A nice stretch with the kiddies. We ate, played silly games (Will loves it where I pretend to eat something and just before I do he tells me, 'It's poopy!“ and I cringe and make a face like it's horrible. We do that over and over ad nausea, and for effect, to vary it a bit, I start coughing and acting like I'm literally nauseated.) Then we headed over by car (too cold to bike) to the ice cream place, where the usual frivolity ensued.

Also enjoyed the diversion of an exciting OSU game yesterday. Beat Minnesota there, a MN team that has a fine record and a good coach. Nice to tape the 3.5 hour game and then watch it in 1.5 hours by cutting out commercials, half-time, replays, huddles, and the last five game minutes when the outcome was clear. Technology is spoiling.

*

Read myself into the dreamy, intoxicating abyss of new fiction - not only the Eggers, but the Richard Ford novel Let Me Be Frank about an East Coast real estate guy in his upper 60s, facing the quandaries and vagaries of aging. The author is that age and some of the references are clearly more meaningful to that generation, such as a riff on Lemon Tree by Peter, Paul and Mary and words like "blower” and “crapper” as were hot words of that generation.

It feels just shy of stealing to be able to read New Yorker articles for free. I feel an irrational bloom of gratitude that makes me want to give the New Yorker some money, much as I'm always on the brink of signing up with ad-free version of Pandora merely as a way of saying thanks.

Of course same could be said, for that matter, concerning the wisdom of the ages, real wisdom, given that the Scriptures are online and free to those fortunate enough to have internet access.
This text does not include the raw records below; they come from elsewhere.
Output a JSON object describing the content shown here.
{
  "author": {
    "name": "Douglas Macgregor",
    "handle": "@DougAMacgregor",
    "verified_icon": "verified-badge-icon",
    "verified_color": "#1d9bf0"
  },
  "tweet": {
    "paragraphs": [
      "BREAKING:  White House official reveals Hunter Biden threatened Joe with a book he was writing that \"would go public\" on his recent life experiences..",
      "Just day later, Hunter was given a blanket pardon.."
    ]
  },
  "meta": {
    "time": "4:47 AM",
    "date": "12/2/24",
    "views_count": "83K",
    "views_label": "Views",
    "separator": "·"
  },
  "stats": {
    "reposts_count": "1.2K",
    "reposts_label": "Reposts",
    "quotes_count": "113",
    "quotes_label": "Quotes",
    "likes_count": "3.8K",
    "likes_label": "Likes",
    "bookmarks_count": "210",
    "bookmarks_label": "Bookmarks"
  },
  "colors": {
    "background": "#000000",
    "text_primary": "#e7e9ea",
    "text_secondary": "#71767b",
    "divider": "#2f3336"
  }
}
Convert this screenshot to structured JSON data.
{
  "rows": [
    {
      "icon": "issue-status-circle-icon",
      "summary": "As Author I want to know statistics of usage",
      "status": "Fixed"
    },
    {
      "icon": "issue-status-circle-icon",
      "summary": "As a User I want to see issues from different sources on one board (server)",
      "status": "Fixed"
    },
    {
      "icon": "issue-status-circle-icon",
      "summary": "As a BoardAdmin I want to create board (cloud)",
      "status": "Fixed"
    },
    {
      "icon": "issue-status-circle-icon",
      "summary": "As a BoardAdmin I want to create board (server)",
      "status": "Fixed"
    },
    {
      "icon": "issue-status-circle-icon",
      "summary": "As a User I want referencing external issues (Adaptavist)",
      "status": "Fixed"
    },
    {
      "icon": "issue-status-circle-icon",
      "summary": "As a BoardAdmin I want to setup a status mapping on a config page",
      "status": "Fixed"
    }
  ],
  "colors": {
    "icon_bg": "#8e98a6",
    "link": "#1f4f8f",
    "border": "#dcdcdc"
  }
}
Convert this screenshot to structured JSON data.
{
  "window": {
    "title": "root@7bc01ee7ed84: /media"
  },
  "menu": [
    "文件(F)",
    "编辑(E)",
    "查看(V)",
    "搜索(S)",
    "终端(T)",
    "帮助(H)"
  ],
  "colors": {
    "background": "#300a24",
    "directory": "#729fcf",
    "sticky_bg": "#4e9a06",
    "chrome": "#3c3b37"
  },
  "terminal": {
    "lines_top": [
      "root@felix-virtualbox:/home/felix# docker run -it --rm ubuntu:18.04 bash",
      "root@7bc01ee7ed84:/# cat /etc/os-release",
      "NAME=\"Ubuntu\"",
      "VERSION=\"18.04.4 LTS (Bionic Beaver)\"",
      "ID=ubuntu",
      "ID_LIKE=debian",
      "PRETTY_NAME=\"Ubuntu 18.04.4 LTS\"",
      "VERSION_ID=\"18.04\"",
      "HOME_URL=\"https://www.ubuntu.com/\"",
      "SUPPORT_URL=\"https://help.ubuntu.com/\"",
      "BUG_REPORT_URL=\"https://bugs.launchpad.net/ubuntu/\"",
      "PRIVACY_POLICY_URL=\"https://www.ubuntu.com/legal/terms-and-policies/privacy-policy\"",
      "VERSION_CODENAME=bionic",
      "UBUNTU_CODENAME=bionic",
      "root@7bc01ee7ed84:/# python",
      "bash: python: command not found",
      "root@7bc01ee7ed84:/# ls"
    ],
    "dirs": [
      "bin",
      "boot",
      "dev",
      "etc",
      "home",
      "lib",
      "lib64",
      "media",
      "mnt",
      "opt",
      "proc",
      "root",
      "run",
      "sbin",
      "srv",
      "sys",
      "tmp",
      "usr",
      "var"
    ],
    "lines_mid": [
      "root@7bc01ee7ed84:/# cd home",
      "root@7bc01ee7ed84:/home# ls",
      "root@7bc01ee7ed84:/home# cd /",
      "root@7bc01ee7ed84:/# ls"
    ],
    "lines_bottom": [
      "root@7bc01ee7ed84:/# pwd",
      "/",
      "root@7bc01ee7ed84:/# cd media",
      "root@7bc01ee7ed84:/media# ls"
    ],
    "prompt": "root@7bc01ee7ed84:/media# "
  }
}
And every papal encyclical as well. We live in the greatest of times information and resource wise.

No comments: